◆ The data:
——————

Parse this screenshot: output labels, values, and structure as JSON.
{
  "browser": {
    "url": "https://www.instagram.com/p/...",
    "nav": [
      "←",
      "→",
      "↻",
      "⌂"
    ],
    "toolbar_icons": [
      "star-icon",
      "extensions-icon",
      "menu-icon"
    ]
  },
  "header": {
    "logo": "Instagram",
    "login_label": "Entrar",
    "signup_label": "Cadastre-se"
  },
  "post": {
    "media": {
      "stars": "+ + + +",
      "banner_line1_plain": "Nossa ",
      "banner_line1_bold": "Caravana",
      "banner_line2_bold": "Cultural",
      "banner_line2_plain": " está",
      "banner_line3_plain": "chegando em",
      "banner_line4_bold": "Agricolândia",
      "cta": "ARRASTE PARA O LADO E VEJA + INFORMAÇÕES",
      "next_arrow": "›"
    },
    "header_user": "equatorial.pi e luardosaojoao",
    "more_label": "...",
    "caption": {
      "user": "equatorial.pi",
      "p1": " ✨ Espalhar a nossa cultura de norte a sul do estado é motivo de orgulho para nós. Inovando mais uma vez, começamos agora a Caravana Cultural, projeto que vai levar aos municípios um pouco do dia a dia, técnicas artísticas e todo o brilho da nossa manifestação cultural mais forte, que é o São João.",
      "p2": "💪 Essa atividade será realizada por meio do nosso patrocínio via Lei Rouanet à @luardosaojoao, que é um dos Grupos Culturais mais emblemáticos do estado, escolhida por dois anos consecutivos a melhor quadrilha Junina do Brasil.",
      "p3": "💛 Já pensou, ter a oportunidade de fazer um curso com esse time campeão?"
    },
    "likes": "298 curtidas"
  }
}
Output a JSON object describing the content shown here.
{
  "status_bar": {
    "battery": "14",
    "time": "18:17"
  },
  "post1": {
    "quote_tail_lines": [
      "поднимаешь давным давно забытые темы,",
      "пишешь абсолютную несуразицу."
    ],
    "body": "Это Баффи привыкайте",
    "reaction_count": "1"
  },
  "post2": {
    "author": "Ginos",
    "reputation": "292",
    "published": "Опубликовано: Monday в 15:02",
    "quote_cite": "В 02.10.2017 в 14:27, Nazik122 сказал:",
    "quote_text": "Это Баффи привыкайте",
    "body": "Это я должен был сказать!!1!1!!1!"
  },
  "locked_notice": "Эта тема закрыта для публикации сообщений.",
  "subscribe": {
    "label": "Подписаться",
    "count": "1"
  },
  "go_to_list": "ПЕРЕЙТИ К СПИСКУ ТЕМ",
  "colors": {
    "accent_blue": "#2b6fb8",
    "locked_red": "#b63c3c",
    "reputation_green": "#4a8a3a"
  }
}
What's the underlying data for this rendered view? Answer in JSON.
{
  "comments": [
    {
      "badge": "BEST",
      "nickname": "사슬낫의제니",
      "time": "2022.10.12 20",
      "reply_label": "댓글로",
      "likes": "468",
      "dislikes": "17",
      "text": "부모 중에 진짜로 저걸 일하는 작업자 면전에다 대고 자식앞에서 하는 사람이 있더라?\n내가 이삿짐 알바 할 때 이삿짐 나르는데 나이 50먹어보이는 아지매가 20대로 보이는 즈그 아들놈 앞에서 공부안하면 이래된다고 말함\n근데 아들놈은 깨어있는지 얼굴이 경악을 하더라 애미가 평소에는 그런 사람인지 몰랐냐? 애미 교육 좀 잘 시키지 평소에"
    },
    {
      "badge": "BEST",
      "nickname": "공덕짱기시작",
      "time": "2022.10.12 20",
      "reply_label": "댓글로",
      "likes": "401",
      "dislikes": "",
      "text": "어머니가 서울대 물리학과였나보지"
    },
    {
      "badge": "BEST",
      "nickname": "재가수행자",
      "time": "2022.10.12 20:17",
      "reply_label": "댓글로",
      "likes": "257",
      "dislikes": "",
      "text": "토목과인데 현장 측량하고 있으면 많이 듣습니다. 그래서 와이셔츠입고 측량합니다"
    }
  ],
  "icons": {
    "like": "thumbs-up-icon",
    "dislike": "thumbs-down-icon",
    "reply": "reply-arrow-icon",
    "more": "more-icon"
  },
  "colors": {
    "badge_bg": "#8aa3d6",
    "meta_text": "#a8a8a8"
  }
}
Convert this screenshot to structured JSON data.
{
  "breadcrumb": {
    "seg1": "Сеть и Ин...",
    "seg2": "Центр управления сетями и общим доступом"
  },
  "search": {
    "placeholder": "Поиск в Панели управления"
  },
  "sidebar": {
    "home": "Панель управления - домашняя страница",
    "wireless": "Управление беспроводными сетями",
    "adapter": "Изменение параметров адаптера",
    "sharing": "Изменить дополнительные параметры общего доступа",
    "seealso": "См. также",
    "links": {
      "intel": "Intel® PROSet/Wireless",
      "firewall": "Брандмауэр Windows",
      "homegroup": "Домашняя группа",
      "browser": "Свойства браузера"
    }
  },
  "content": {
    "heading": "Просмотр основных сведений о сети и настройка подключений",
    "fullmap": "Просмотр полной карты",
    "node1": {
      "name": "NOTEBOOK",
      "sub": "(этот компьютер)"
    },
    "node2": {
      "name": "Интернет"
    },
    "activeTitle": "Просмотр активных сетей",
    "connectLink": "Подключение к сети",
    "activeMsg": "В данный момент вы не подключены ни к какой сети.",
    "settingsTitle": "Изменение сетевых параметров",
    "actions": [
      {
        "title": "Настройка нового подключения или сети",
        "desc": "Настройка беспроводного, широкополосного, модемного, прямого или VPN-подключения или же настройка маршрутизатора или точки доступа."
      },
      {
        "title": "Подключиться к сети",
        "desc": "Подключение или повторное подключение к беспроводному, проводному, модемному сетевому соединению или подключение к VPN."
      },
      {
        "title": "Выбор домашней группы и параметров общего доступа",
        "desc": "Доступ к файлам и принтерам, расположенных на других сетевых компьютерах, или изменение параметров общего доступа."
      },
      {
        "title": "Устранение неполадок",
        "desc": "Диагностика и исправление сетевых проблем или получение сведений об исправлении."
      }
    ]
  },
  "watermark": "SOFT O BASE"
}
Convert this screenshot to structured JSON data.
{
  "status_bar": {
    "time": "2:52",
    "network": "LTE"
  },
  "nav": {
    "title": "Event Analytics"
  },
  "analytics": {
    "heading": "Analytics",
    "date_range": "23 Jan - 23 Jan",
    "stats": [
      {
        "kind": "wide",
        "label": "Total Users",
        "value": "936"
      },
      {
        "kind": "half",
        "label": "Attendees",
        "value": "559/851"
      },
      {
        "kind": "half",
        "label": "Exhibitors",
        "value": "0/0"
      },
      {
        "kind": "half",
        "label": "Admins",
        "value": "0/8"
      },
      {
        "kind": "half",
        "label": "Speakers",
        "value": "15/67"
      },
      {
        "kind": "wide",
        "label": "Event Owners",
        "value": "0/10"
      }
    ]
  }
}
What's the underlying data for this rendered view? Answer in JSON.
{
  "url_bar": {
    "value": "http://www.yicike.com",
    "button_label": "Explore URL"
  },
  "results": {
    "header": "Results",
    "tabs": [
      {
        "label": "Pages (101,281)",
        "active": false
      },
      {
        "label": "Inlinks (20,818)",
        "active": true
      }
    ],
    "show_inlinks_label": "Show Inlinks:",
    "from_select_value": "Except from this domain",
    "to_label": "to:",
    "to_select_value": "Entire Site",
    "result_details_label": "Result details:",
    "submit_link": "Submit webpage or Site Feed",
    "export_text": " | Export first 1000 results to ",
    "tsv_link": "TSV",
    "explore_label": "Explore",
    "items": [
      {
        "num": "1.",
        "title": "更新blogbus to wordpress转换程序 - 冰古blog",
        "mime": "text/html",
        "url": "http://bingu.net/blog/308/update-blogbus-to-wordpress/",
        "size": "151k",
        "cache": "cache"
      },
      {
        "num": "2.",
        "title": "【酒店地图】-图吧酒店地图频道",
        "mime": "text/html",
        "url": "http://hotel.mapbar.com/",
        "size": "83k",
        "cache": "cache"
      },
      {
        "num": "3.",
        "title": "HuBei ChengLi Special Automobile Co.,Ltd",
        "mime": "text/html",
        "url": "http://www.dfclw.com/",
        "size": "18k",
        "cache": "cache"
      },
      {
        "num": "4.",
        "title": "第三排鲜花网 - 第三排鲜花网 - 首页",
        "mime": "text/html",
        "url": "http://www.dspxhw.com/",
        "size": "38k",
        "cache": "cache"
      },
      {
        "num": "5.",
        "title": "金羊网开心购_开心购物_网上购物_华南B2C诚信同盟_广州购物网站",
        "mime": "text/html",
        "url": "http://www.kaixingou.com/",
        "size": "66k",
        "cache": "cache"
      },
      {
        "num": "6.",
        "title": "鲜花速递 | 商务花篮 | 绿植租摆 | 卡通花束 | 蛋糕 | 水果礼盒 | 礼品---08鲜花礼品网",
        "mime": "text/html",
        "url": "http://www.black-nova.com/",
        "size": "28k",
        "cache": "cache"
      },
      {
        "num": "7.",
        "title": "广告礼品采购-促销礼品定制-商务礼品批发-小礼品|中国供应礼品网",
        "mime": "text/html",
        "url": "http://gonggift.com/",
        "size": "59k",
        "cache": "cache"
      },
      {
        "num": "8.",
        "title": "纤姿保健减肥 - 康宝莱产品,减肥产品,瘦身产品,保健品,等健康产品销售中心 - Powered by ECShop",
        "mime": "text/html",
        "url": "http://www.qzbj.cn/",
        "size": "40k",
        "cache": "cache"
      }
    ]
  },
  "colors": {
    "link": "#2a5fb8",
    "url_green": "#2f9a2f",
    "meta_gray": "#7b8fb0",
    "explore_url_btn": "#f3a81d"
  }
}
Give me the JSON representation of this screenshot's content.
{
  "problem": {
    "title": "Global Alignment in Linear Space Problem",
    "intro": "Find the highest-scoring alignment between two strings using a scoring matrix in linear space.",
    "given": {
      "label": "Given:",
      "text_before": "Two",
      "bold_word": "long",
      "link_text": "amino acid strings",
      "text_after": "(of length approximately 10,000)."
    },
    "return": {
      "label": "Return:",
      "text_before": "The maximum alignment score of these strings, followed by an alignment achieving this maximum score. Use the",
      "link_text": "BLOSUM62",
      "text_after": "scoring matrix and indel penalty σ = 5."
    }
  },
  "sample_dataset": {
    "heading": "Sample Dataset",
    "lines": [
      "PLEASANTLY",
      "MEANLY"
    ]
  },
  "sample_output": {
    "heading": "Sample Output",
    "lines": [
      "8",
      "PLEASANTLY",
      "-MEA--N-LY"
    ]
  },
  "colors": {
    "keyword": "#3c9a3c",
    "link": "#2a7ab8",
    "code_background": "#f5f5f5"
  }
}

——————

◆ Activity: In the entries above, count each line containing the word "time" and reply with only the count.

◆ Answer below: 6